Content starts
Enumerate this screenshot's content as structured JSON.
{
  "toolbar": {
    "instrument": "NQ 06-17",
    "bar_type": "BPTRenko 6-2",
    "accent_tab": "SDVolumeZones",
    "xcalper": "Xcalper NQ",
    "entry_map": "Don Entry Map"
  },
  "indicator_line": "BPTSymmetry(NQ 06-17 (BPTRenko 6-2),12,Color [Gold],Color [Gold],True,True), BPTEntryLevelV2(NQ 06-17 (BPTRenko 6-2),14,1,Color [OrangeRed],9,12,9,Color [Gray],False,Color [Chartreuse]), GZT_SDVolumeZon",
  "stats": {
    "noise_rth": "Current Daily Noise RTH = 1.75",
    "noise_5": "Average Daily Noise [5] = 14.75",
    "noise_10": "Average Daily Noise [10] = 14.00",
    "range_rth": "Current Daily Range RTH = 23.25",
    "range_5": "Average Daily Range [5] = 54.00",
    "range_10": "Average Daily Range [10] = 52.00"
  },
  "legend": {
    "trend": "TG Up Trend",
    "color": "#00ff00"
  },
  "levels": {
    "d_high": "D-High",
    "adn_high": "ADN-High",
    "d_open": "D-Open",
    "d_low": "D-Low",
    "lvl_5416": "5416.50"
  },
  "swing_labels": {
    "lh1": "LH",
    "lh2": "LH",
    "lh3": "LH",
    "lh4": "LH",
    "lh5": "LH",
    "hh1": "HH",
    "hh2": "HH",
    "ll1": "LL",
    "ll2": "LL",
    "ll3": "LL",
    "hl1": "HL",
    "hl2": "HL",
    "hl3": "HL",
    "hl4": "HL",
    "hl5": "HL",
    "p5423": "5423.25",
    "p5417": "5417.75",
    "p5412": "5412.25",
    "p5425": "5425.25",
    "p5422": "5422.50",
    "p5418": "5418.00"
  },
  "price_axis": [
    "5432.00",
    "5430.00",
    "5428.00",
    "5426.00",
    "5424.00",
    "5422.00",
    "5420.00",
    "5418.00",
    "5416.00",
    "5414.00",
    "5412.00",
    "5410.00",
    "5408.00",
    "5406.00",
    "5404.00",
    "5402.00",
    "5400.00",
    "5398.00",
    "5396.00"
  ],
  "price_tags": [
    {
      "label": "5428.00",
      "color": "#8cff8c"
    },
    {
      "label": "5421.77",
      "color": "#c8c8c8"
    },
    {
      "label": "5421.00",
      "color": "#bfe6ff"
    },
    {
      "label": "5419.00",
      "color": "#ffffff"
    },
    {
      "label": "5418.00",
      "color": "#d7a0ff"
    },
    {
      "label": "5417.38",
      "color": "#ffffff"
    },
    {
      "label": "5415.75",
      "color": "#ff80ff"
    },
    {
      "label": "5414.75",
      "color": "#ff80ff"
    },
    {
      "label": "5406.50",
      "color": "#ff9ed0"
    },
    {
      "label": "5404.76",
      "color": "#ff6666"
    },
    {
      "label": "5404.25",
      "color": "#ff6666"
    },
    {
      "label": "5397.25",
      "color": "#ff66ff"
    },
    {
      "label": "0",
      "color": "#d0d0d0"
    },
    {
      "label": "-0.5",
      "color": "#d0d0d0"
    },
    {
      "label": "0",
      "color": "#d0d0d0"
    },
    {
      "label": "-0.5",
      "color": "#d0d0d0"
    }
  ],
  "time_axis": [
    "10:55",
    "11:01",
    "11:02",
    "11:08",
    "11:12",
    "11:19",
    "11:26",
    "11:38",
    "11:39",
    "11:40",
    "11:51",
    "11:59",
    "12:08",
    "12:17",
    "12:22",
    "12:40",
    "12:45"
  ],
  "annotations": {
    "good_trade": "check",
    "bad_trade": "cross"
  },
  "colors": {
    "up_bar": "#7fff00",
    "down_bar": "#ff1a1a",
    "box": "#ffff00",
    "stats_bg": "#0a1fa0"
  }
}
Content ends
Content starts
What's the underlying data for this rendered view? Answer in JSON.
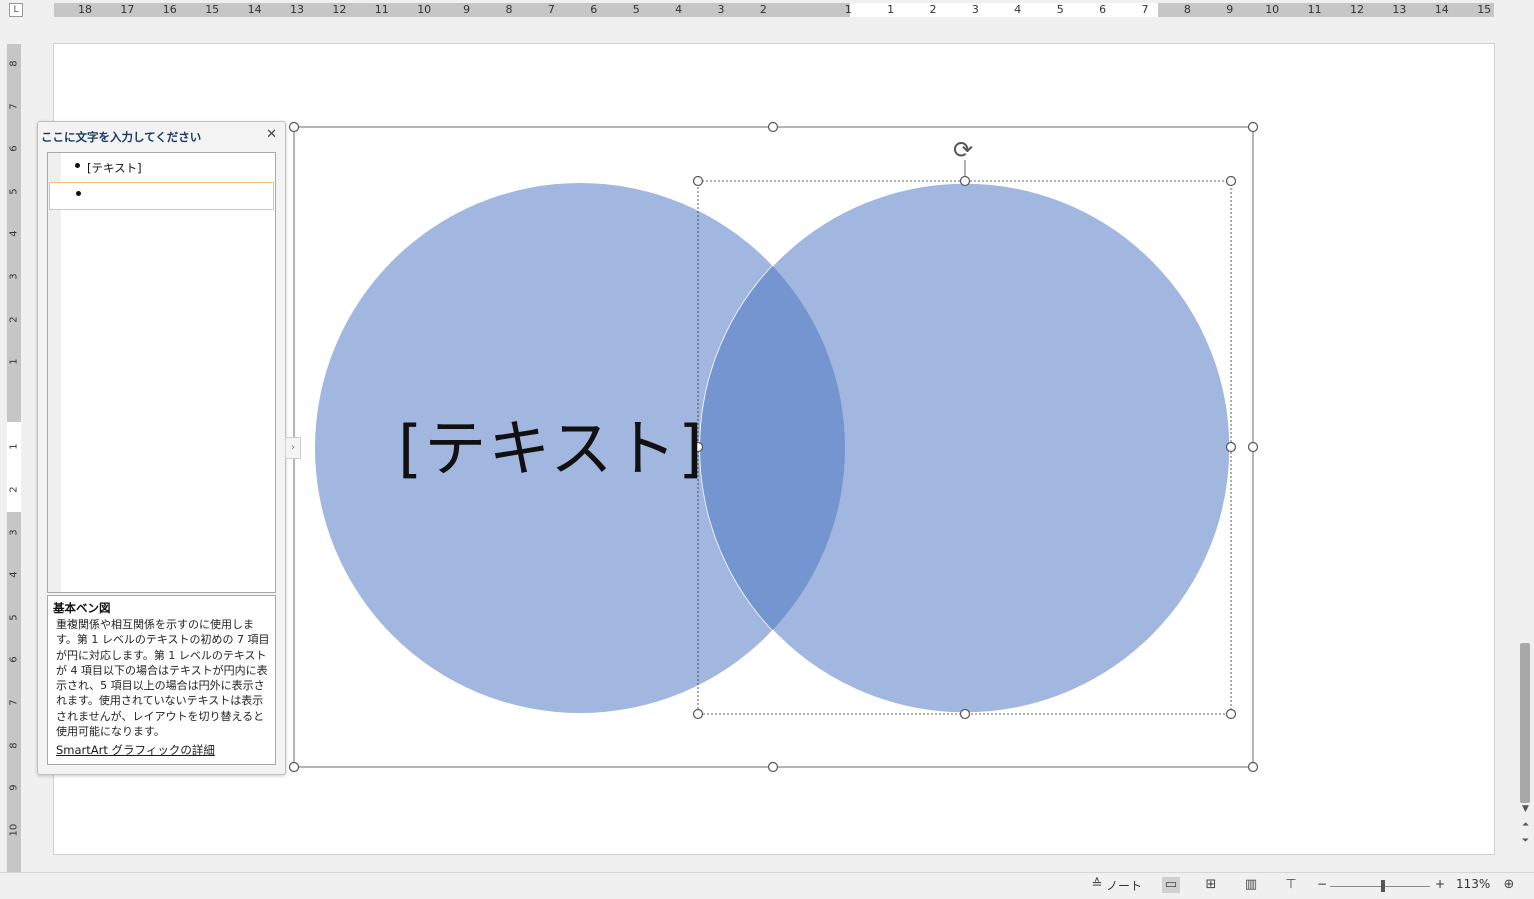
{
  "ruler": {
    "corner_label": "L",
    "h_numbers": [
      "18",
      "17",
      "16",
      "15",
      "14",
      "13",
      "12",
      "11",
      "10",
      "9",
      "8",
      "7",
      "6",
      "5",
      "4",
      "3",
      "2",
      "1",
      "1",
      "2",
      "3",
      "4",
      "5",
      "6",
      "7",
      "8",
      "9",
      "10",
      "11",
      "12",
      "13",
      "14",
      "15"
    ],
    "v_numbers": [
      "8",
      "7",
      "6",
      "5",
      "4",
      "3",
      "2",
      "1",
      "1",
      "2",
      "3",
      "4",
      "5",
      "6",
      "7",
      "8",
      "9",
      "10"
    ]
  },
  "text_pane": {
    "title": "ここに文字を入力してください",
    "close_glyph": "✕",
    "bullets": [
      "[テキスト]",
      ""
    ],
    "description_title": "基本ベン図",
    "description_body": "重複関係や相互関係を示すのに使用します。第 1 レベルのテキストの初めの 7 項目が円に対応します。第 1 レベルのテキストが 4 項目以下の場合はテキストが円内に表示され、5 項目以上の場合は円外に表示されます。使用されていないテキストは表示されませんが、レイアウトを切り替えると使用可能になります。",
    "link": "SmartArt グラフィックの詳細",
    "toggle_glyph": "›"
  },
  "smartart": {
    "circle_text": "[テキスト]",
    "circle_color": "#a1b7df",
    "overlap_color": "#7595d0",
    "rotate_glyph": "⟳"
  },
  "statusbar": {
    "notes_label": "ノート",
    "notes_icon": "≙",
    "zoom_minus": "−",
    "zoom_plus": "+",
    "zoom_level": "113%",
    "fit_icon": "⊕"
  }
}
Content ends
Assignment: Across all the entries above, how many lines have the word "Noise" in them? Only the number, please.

Task result: 3